- Your assignment -
Every line in the data below that has the word "text" should be returned.

- Data supplied -
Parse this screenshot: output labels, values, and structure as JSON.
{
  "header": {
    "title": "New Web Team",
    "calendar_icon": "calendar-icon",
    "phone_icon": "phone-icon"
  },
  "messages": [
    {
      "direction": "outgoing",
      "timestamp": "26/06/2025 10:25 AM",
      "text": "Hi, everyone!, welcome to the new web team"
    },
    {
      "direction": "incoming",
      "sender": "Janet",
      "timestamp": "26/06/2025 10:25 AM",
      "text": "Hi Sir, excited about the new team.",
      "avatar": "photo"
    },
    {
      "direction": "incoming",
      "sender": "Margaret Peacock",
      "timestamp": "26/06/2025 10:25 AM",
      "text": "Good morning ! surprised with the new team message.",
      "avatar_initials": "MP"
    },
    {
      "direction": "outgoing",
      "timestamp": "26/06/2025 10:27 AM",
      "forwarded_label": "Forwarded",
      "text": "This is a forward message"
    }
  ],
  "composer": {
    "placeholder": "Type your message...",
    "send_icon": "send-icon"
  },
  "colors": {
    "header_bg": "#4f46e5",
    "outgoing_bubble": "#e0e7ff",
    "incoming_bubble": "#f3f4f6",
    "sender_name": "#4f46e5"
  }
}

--

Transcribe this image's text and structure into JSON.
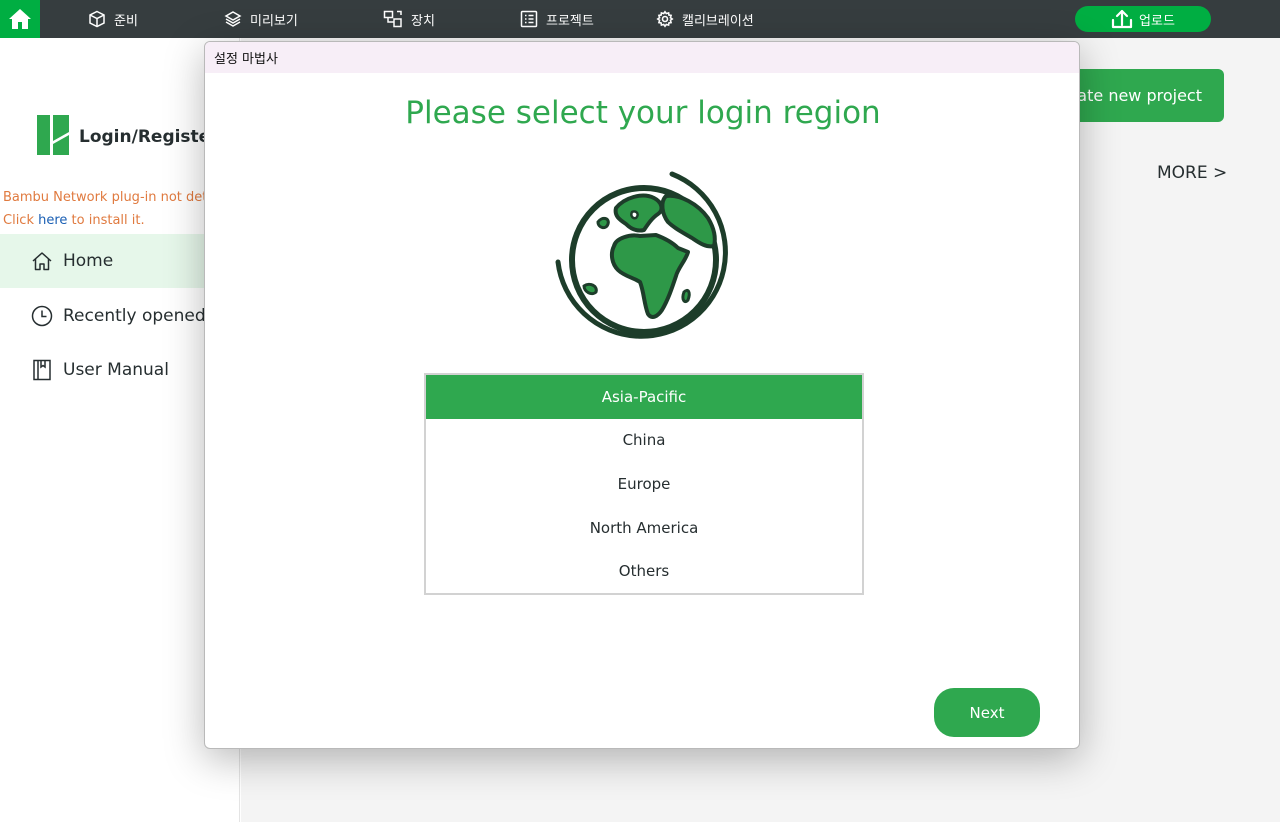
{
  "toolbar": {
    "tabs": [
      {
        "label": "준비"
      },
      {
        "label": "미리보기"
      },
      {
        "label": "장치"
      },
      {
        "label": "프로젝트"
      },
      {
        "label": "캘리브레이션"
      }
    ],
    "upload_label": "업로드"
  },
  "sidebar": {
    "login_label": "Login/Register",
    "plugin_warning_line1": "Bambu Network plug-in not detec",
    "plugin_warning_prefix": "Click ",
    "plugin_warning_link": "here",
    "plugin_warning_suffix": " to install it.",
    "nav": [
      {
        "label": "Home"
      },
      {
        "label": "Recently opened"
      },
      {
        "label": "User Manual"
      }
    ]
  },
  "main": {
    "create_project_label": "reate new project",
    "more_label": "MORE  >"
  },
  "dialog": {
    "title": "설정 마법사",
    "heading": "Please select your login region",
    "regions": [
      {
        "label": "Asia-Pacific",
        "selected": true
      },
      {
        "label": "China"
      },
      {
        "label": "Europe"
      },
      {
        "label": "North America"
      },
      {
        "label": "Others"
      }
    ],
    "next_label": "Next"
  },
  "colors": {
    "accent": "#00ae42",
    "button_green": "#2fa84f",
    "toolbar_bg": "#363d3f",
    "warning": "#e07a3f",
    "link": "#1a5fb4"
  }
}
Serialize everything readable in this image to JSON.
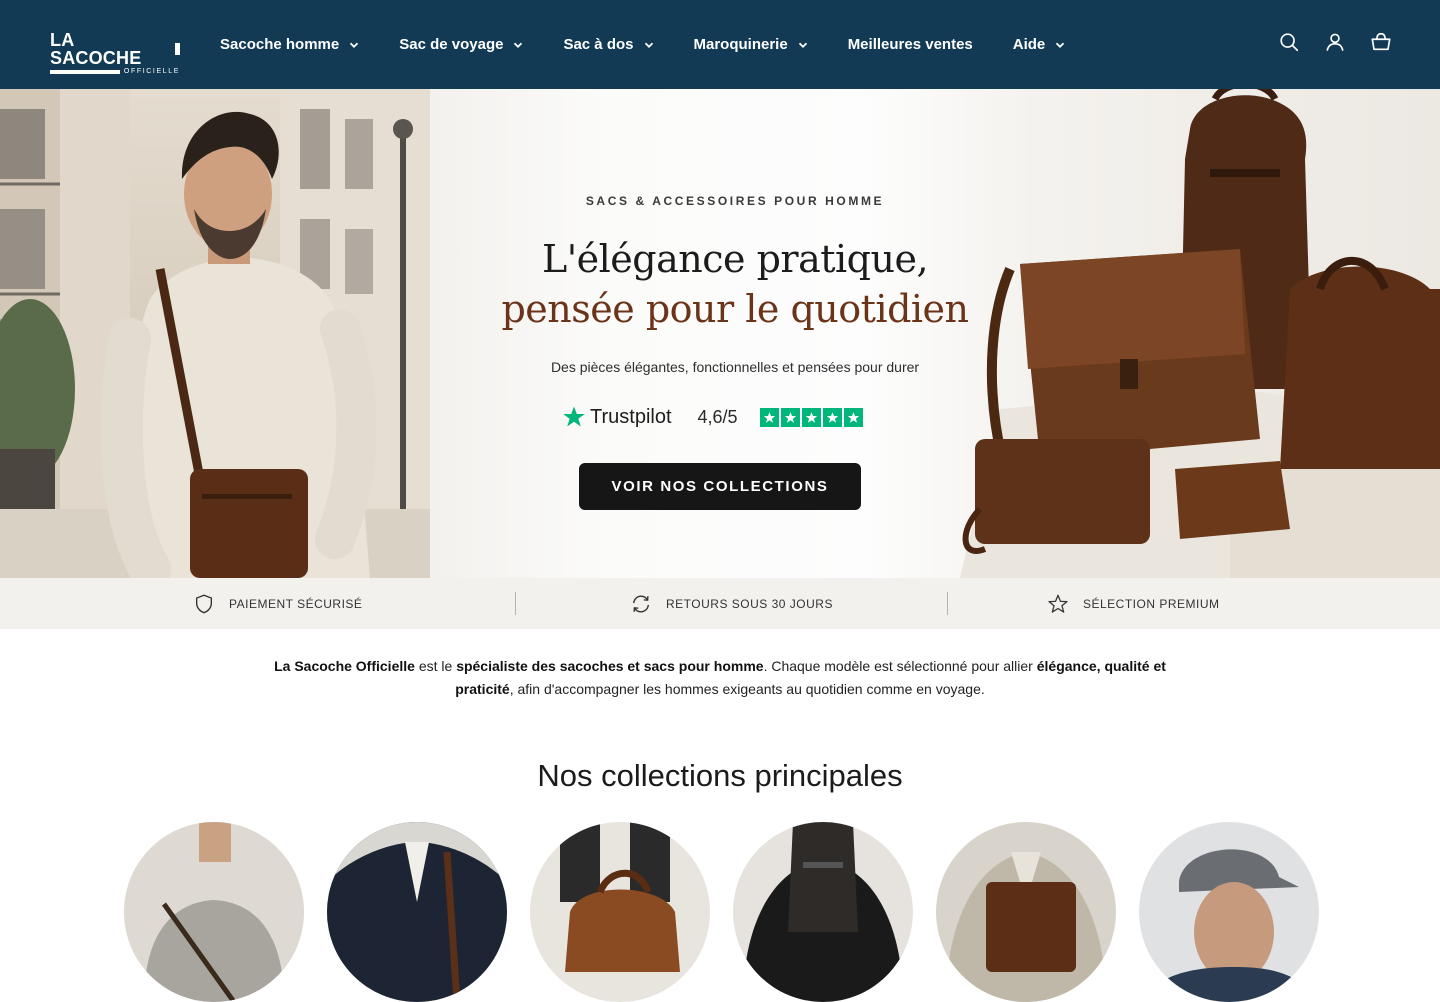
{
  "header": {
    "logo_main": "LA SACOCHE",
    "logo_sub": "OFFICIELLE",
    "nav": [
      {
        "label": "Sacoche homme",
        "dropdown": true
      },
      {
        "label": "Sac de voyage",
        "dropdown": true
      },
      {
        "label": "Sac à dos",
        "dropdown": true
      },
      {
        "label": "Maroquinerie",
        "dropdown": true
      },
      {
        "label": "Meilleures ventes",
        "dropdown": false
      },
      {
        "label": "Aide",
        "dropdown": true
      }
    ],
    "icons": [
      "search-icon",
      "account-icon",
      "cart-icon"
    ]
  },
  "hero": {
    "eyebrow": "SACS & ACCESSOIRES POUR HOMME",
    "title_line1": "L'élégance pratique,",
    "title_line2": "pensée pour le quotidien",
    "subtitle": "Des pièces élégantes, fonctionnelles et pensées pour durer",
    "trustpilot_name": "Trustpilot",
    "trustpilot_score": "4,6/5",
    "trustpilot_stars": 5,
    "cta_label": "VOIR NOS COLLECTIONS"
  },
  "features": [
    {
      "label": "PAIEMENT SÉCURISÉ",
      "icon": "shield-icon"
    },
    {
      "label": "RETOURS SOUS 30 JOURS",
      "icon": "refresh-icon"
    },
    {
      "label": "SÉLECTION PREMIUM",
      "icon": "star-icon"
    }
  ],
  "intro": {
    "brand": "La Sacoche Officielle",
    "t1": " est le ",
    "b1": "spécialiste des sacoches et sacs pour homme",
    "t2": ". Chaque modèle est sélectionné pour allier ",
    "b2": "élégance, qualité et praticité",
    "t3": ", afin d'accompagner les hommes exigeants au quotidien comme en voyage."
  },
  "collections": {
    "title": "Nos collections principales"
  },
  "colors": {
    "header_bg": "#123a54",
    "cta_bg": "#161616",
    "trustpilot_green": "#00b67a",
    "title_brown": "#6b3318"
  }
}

- Result below -
      "text": "Hi, everyone!, welcome to the new web team"
      "text": "Hi Sir, excited about the new team.",
      "text": "Good morning ! surprised with the new team message.",
      "text": "This is a forward message"
Transcribe this image's text and structure into JSON.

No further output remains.